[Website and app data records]

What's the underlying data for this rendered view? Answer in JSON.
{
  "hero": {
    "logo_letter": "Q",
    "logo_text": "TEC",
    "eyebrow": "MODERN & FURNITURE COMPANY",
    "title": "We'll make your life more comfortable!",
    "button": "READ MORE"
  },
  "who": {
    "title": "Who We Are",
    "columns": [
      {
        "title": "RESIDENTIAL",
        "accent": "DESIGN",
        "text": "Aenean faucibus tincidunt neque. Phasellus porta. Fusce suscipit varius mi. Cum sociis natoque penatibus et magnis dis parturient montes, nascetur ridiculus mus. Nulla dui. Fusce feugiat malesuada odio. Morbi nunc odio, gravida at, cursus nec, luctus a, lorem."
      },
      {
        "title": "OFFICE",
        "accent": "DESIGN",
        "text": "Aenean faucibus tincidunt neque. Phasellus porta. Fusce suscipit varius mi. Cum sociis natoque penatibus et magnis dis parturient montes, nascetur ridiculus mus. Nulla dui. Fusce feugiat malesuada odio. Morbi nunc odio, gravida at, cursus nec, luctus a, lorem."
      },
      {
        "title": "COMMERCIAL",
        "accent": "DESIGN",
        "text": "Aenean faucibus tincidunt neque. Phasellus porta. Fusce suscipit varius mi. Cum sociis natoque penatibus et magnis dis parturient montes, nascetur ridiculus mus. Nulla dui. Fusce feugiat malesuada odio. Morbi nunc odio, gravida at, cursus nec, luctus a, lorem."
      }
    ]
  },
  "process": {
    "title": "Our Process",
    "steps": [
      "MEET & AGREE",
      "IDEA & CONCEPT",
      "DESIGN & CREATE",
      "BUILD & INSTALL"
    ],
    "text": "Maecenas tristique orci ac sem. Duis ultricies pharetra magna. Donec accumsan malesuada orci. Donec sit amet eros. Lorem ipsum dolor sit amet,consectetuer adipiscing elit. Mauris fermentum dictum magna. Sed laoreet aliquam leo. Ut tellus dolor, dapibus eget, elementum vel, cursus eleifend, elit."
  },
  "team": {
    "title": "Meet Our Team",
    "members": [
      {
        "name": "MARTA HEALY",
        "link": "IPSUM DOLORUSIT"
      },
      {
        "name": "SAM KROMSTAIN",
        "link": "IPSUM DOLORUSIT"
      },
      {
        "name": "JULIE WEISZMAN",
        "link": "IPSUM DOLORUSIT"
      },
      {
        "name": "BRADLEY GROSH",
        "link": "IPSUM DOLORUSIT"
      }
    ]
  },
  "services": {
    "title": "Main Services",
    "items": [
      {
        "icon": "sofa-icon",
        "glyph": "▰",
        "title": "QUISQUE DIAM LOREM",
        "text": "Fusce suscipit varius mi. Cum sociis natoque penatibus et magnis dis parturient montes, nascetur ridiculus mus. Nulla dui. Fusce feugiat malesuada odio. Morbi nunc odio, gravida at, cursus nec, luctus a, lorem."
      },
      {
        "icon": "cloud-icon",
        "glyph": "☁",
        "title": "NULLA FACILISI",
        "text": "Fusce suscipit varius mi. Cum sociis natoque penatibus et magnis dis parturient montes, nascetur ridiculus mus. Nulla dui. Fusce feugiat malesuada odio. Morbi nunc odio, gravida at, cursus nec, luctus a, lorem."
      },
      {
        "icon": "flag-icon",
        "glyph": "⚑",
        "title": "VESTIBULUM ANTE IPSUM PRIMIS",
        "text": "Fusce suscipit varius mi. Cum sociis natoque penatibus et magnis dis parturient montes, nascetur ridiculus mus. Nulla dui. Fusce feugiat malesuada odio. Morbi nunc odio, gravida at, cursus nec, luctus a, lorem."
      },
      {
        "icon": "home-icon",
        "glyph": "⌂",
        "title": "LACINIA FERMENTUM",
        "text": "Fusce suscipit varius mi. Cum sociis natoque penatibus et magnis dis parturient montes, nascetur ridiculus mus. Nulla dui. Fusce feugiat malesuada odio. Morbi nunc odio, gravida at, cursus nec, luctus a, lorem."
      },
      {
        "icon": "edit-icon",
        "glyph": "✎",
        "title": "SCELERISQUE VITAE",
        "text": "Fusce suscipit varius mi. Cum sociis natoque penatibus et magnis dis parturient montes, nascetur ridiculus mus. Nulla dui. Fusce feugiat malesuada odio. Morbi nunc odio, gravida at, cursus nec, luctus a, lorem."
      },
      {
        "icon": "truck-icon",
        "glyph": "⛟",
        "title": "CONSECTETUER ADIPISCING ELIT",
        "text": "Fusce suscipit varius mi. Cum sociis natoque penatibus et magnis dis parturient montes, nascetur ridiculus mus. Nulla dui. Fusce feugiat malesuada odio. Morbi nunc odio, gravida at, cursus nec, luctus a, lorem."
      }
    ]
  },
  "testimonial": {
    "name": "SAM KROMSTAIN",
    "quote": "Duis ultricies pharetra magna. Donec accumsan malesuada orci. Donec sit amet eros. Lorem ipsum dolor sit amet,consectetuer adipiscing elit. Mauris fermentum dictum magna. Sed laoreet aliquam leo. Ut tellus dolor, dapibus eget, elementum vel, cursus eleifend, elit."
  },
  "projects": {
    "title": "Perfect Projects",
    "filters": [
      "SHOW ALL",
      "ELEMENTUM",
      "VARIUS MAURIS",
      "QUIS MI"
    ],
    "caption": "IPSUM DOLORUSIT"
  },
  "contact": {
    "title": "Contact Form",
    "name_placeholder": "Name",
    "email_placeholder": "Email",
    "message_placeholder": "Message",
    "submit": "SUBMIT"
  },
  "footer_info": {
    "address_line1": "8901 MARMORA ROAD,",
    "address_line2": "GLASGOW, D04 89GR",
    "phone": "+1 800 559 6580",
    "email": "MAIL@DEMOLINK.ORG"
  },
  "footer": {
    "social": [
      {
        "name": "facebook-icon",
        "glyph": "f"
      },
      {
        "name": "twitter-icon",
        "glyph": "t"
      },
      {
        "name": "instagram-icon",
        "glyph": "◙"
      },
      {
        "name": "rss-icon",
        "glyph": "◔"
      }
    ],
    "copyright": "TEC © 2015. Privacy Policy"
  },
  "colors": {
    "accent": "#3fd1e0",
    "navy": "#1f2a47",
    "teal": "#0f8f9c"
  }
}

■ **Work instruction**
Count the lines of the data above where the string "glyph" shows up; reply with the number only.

■ **Response area**
10